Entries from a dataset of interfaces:
================

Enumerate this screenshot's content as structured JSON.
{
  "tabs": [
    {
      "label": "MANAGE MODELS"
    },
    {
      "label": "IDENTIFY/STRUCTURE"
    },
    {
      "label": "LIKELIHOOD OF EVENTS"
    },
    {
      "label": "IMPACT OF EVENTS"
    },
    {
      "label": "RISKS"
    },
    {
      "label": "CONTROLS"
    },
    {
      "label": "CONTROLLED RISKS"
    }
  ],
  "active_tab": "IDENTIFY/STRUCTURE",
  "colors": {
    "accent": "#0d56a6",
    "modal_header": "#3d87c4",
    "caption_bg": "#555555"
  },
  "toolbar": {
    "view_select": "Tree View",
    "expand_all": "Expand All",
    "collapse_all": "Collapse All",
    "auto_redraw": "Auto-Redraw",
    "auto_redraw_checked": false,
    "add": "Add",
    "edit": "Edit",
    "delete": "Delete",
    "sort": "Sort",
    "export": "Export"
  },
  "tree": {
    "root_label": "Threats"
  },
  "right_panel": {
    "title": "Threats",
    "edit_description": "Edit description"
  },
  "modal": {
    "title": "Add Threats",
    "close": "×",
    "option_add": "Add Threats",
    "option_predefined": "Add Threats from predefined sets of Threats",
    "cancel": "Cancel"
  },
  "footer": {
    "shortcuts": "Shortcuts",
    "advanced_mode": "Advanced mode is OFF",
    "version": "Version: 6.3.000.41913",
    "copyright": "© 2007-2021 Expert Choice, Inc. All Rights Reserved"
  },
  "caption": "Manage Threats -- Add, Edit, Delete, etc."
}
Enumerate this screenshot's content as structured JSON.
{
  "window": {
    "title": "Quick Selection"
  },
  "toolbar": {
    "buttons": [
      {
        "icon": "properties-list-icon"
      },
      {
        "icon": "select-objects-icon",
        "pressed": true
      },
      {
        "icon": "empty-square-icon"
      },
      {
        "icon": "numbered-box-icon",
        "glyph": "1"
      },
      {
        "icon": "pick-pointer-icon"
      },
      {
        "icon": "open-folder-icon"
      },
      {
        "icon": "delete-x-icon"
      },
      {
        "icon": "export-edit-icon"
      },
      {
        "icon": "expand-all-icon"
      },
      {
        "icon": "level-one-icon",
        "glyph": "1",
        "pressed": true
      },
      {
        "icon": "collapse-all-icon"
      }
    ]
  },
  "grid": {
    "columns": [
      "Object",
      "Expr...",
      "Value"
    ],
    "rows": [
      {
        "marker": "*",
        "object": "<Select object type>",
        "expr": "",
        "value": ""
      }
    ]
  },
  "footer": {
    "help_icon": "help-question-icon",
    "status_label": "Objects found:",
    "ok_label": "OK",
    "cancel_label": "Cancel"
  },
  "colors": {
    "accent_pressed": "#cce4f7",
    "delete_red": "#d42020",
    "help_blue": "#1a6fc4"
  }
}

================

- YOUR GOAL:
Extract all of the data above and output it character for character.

- PROBLEM SOLUTION:
Enumerate this screenshot's content as structured JSON.
{
  "tabs": [
    {
      "label": "MANAGE MODELS"
    },
    {
      "label": "IDENTIFY/STRUCTURE"
    },
    {
      "label": "LIKELIHOOD OF EVENTS"
    },
    {
      "label": "IMPACT OF EVENTS"
    },
    {
      "label": "RISKS"
    },
    {
      "label": "CONTROLS"
    },
    {
      "label": "CONTROLLED RISKS"
    }
  ],
  "active_tab": "IDENTIFY/STRUCTURE",
  "colors": {
    "accent": "#0d56a6",
    "modal_header": "#3d87c4",
    "caption_bg": "#555555"
  },
  "toolbar": {
    "view_select": "Tree View",
    "expand_all": "Expand All",
    "collapse_all": "Collapse All",
    "auto_redraw": "Auto-Redraw",
    "auto_redraw_checked": false,
    "add": "Add",
    "edit": "Edit",
    "delete": "Delete",
    "sort": "Sort",
    "export": "Export"
  },
  "tree": {
    "root_label": "Threats"
  },
  "right_panel": {
    "title": "Threats",
    "edit_description": "Edit description"
  },
  "modal": {
    "title": "Add Threats",
    "close": "×",
    "option_add": "Add Threats",
    "option_predefined": "Add Threats from predefined sets of Threats",
    "cancel": "Cancel"
  },
  "footer": {
    "shortcuts": "Shortcuts",
    "advanced_mode": "Advanced mode is OFF",
    "version": "Version: 6.3.000.41913",
    "copyright": "© 2007-2021 Expert Choice, Inc. All Rights Reserved"
  },
  "caption": "Manage Threats -- Add, Edit, Delete, etc."
}
Enumerate this screenshot's content as structured JSON.
{
  "window": {
    "title": "Quick Selection"
  },
  "toolbar": {
    "buttons": [
      {
        "icon": "properties-list-icon"
      },
      {
        "icon": "select-objects-icon",
        "pressed": true
      },
      {
        "icon": "empty-square-icon"
      },
      {
        "icon": "numbered-box-icon",
        "glyph": "1"
      },
      {
        "icon": "pick-pointer-icon"
      },
      {
        "icon": "open-folder-icon"
      },
      {
        "icon": "delete-x-icon"
      },
      {
        "icon": "export-edit-icon"
      },
      {
        "icon": "expand-all-icon"
      },
      {
        "icon": "level-one-icon",
        "glyph": "1",
        "pressed": true
      },
      {
        "icon": "collapse-all-icon"
      }
    ]
  },
  "grid": {
    "columns": [
      "Object",
      "Expr...",
      "Value"
    ],
    "rows": [
      {
        "marker": "*",
        "object": "<Select object type>",
        "expr": "",
        "value": ""
      }
    ]
  },
  "footer": {
    "help_icon": "help-question-icon",
    "status_label": "Objects found:",
    "ok_label": "OK",
    "cancel_label": "Cancel"
  },
  "colors": {
    "accent_pressed": "#cce4f7",
    "delete_red": "#d42020",
    "help_blue": "#1a6fc4"
  }
}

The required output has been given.